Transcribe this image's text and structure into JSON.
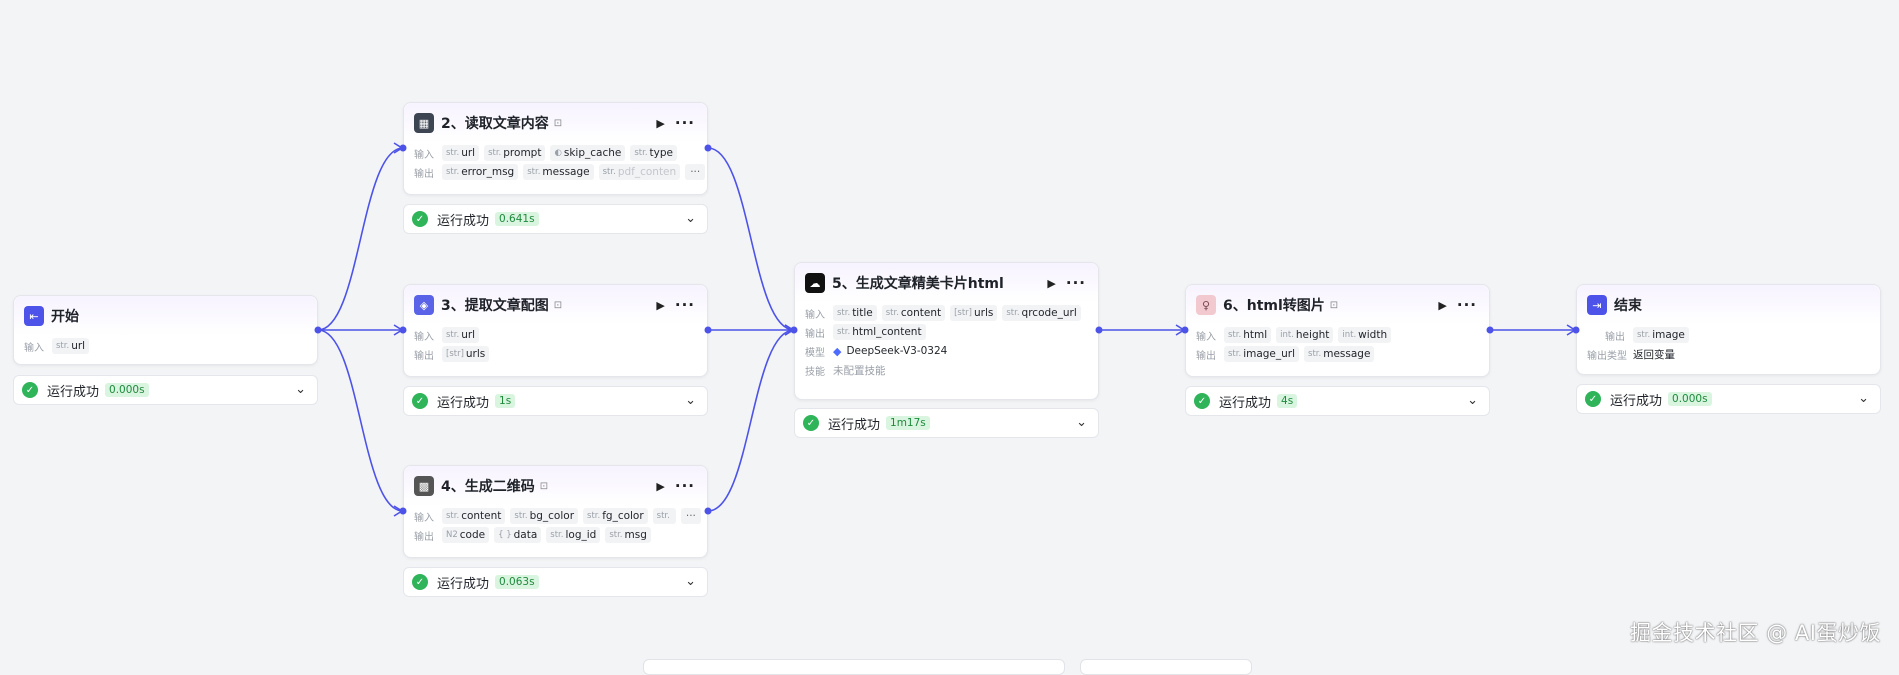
{
  "canvas": {
    "edge_color": "#4d53e8",
    "success_color": "#2fb45a",
    "badge_bg": "#d9f5df",
    "labels": {
      "input": "输入",
      "output": "输出",
      "model": "模型",
      "skill": "技能",
      "output_type": "输出类型"
    }
  },
  "nodes": {
    "start": {
      "title": "开始",
      "icon": "start-icon",
      "inputs": [
        {
          "type": "str.",
          "name": "url"
        }
      ],
      "status": "运行成功",
      "time": "0.000s"
    },
    "read_article": {
      "title": "2、读取文章内容",
      "icon": "article-reader-icon",
      "inputs": [
        {
          "type": "str.",
          "name": "url"
        },
        {
          "type": "str.",
          "name": "prompt"
        },
        {
          "type": "◐",
          "name": "skip_cache"
        },
        {
          "type": "str.",
          "name": "type"
        }
      ],
      "outputs": [
        {
          "type": "str.",
          "name": "error_msg"
        },
        {
          "type": "str.",
          "name": "message"
        },
        {
          "type": "str.",
          "name": "pdf_conten"
        }
      ],
      "more": "···",
      "status": "运行成功",
      "time": "0.641s"
    },
    "extract_images": {
      "title": "3、提取文章配图",
      "icon": "cube-icon",
      "inputs": [
        {
          "type": "str.",
          "name": "url"
        }
      ],
      "outputs": [
        {
          "type": "[str]",
          "name": "urls"
        }
      ],
      "status": "运行成功",
      "time": "1s"
    },
    "qrcode": {
      "title": "4、生成二维码",
      "icon": "qrcode-icon",
      "inputs": [
        {
          "type": "str.",
          "name": "content"
        },
        {
          "type": "str.",
          "name": "bg_color"
        },
        {
          "type": "str.",
          "name": "fg_color"
        },
        {
          "type": "str.",
          "name": ""
        }
      ],
      "outputs": [
        {
          "type": "N2",
          "name": "code"
        },
        {
          "type": "{ }",
          "name": "data"
        },
        {
          "type": "str.",
          "name": "log_id"
        },
        {
          "type": "str.",
          "name": "msg"
        }
      ],
      "more": "···",
      "status": "运行成功",
      "time": "0.063s"
    },
    "card_html": {
      "title": "5、生成文章精美卡片html",
      "icon": "llm-icon",
      "inputs": [
        {
          "type": "str.",
          "name": "title"
        },
        {
          "type": "str.",
          "name": "content"
        },
        {
          "type": "[str]",
          "name": "urls"
        },
        {
          "type": "str.",
          "name": "qrcode_url"
        }
      ],
      "outputs": [
        {
          "type": "str.",
          "name": "html_content"
        }
      ],
      "model": "DeepSeek-V3-0324",
      "skill": "未配置技能",
      "status": "运行成功",
      "time": "1m17s"
    },
    "html_to_image": {
      "title": "6、html转图片",
      "icon": "avatar-icon",
      "inputs": [
        {
          "type": "str.",
          "name": "html"
        },
        {
          "type": "int.",
          "name": "height"
        },
        {
          "type": "int.",
          "name": "width"
        }
      ],
      "outputs": [
        {
          "type": "str.",
          "name": "image_url"
        },
        {
          "type": "str.",
          "name": "message"
        }
      ],
      "status": "运行成功",
      "time": "4s"
    },
    "end": {
      "title": "结束",
      "icon": "end-icon",
      "outputs": [
        {
          "type": "str.",
          "name": "image"
        }
      ],
      "output_type_value": "返回变量",
      "status": "运行成功",
      "time": "0.000s"
    }
  },
  "watermark": "掘金技术社区 @ AI蛋炒饭"
}
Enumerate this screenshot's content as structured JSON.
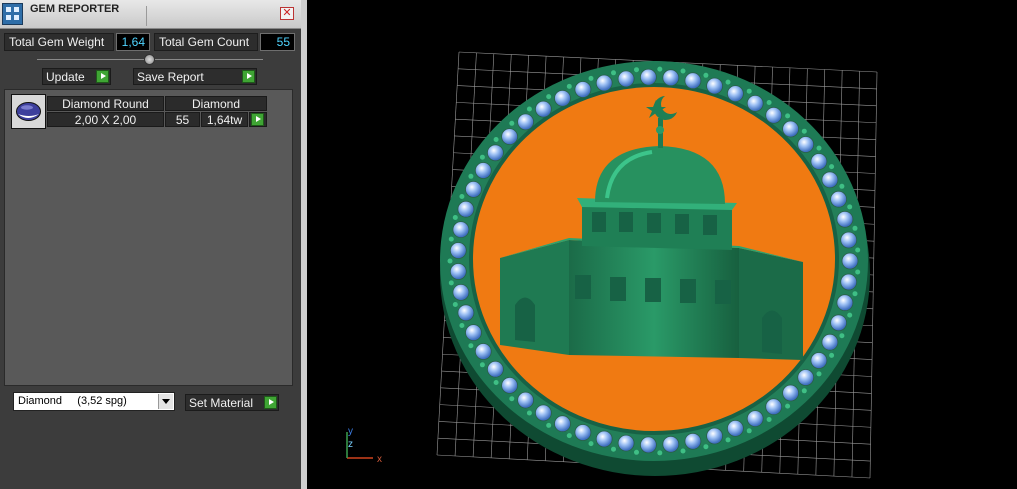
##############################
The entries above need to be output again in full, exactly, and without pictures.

» Reply:
Transcribe this image's text and structure into JSON.
{
  "canvas": {
    "edge_color": "#4d53e8",
    "success_color": "#2fb45a",
    "badge_bg": "#d9f5df",
    "labels": {
      "input": "输入",
      "output": "输出",
      "model": "模型",
      "skill": "技能",
      "output_type": "输出类型"
    }
  },
  "nodes": {
    "start": {
      "title": "开始",
      "icon": "start-icon",
      "inputs": [
        {
          "type": "str.",
          "name": "url"
        }
      ],
      "status": "运行成功",
      "time": "0.000s"
    },
    "read_article": {
      "title": "2、读取文章内容",
      "icon": "article-reader-icon",
      "inputs": [
        {
          "type": "str.",
          "name": "url"
        },
        {
          "type": "str.",
          "name": "prompt"
        },
        {
          "type": "◐",
          "name": "skip_cache"
        },
        {
          "type": "str.",
          "name": "type"
        }
      ],
      "outputs": [
        {
          "type": "str.",
          "name": "error_msg"
        },
        {
          "type": "str.",
          "name": "message"
        },
        {
          "type": "str.",
          "name": "pdf_conten"
        }
      ],
      "more": "···",
      "status": "运行成功",
      "time": "0.641s"
    },
    "extract_images": {
      "title": "3、提取文章配图",
      "icon": "cube-icon",
      "inputs": [
        {
          "type": "str.",
          "name": "url"
        }
      ],
      "outputs": [
        {
          "type": "[str]",
          "name": "urls"
        }
      ],
      "status": "运行成功",
      "time": "1s"
    },
    "qrcode": {
      "title": "4、生成二维码",
      "icon": "qrcode-icon",
      "inputs": [
        {
          "type": "str.",
          "name": "content"
        },
        {
          "type": "str.",
          "name": "bg_color"
        },
        {
          "type": "str.",
          "name": "fg_color"
        },
        {
          "type": "str.",
          "name": ""
        }
      ],
      "outputs": [
        {
          "type": "N2",
          "name": "code"
        },
        {
          "type": "{ }",
          "name": "data"
        },
        {
          "type": "str.",
          "name": "log_id"
        },
        {
          "type": "str.",
          "name": "msg"
        }
      ],
      "more": "···",
      "status": "运行成功",
      "time": "0.063s"
    },
    "card_html": {
      "title": "5、生成文章精美卡片html",
      "icon": "llm-icon",
      "inputs": [
        {
          "type": "str.",
          "name": "title"
        },
        {
          "type": "str.",
          "name": "content"
        },
        {
          "type": "[str]",
          "name": "urls"
        },
        {
          "type": "str.",
          "name": "qrcode_url"
        }
      ],
      "outputs": [
        {
          "type": "str.",
          "name": "html_content"
        }
      ],
      "model": "DeepSeek-V3-0324",
      "skill": "未配置技能",
      "status": "运行成功",
      "time": "1m17s"
    },
    "html_to_image": {
      "title": "6、html转图片",
      "icon": "avatar-icon",
      "inputs": [
        {
          "type": "str.",
          "name": "html"
        },
        {
          "type": "int.",
          "name": "height"
        },
        {
          "type": "int.",
          "name": "width"
        }
      ],
      "outputs": [
        {
          "type": "str.",
          "name": "image_url"
        },
        {
          "type": "str.",
          "name": "message"
        }
      ],
      "status": "运行成功",
      "time": "4s"
    },
    "end": {
      "title": "结束",
      "icon": "end-icon",
      "outputs": [
        {
          "type": "str.",
          "name": "image"
        }
      ],
      "output_type_value": "返回变量",
      "status": "运行成功",
      "time": "0.000s"
    }
  },
  "watermark": "掘金技术社区 @ AI蛋炒饭"
}
Enumerate this screenshot's content as structured JSON.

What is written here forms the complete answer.